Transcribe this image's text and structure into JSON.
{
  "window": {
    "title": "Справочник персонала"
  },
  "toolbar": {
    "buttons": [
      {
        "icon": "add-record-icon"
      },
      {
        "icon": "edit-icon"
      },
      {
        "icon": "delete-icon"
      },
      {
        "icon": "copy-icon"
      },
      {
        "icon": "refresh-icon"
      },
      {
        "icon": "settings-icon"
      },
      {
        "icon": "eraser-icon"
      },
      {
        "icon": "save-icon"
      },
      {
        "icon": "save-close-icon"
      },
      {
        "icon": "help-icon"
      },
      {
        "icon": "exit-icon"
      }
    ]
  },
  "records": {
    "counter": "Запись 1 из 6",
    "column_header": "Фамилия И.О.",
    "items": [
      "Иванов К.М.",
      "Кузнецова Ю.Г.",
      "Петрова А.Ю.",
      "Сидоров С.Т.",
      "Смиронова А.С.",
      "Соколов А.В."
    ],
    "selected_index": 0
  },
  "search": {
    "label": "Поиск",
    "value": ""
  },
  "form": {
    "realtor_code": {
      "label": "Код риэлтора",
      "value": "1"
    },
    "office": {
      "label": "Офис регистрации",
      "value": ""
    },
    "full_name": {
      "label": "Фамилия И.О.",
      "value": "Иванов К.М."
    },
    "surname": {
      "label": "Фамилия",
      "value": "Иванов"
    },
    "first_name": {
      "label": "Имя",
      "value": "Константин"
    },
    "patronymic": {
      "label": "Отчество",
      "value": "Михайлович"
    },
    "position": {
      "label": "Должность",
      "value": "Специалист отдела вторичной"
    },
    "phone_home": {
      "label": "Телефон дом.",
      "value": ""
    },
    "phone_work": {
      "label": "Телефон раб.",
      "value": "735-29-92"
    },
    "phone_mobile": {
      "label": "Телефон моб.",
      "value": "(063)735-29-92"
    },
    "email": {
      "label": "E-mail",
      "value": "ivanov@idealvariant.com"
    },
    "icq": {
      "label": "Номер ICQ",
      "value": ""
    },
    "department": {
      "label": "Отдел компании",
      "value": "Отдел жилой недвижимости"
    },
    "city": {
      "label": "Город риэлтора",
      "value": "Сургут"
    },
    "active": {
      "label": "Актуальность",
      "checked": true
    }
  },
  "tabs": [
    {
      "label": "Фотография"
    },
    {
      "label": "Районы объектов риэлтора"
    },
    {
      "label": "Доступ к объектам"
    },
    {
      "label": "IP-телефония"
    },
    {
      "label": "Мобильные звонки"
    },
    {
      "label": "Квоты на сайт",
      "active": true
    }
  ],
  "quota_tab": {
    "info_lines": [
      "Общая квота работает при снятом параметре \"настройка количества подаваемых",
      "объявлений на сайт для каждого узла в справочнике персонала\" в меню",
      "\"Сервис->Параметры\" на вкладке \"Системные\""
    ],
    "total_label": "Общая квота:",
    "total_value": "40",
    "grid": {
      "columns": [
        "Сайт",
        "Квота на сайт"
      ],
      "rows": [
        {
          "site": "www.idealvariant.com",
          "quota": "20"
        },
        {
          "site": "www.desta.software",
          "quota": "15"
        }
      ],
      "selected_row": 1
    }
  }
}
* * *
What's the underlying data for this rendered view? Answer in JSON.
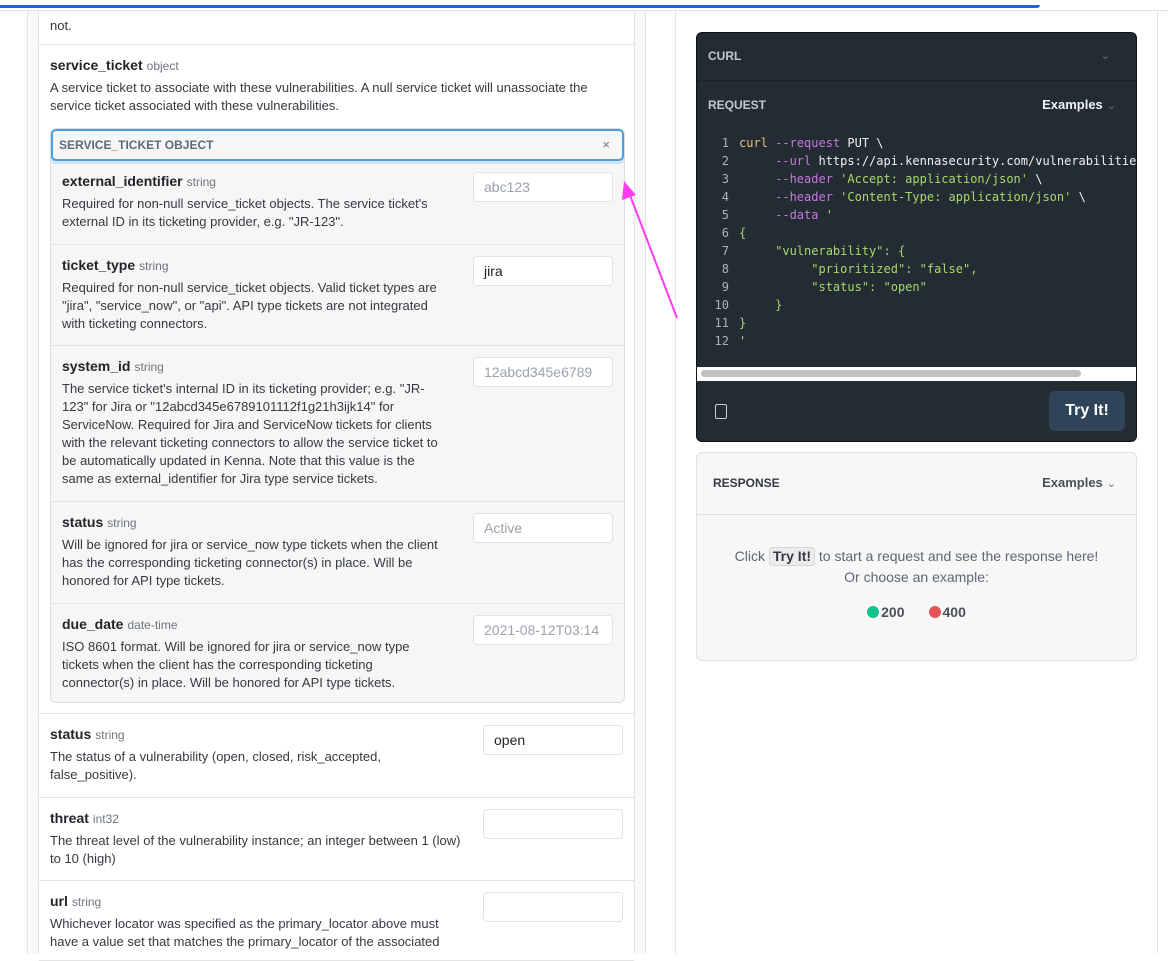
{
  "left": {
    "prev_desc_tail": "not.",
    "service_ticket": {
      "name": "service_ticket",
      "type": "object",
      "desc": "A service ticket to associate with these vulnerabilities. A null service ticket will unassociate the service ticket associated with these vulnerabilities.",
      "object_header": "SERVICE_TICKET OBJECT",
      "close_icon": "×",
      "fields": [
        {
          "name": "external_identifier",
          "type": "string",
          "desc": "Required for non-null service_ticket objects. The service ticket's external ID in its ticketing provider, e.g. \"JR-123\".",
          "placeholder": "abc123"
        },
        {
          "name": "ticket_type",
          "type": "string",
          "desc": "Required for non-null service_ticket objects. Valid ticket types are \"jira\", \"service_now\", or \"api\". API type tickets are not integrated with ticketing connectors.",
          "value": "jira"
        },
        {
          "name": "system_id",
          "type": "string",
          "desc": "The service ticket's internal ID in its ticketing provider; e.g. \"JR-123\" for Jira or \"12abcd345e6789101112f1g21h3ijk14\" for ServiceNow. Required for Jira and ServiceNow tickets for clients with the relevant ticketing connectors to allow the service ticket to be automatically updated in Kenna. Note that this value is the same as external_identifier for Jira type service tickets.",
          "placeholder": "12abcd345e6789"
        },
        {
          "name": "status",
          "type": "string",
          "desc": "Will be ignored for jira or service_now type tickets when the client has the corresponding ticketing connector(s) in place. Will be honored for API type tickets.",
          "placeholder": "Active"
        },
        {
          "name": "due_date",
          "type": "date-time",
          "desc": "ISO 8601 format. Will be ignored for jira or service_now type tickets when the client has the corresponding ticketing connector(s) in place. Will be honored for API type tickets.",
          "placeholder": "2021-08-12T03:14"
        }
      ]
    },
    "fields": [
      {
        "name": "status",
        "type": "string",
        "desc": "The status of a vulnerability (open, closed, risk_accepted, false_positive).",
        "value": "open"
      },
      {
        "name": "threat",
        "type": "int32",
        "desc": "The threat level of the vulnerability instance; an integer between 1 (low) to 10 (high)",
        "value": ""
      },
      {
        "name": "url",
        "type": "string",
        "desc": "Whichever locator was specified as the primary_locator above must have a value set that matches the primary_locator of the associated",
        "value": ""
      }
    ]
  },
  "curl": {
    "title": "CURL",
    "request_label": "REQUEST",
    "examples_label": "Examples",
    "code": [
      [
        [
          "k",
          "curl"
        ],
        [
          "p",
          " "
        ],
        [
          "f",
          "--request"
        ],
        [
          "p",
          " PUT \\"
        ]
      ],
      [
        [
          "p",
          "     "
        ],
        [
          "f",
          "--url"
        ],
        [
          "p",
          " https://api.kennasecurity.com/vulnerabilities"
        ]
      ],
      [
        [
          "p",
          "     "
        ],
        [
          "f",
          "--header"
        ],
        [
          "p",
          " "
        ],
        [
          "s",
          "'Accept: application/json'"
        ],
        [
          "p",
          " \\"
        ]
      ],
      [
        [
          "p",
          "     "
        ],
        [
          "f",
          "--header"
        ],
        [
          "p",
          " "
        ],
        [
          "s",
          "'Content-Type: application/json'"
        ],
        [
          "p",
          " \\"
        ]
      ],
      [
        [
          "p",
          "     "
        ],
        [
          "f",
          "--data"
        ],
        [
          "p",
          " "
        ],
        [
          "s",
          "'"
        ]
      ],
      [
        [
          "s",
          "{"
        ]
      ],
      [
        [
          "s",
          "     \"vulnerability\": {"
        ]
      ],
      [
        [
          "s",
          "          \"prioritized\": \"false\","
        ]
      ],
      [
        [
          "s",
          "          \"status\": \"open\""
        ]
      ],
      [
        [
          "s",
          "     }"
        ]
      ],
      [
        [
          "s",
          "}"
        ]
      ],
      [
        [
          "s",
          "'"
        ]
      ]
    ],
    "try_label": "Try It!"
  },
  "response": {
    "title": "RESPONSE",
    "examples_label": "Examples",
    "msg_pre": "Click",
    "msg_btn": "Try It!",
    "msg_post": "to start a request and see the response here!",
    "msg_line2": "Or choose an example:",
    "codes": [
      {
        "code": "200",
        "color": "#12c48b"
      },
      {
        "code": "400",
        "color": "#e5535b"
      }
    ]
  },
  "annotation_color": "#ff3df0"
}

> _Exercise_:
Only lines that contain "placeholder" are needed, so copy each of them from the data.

> _Response for this exercise_:
          "placeholder": "abc123"
          "placeholder": "12abcd345e6789"
          "placeholder": "Active"
          "placeholder": "2021-08-12T03:14"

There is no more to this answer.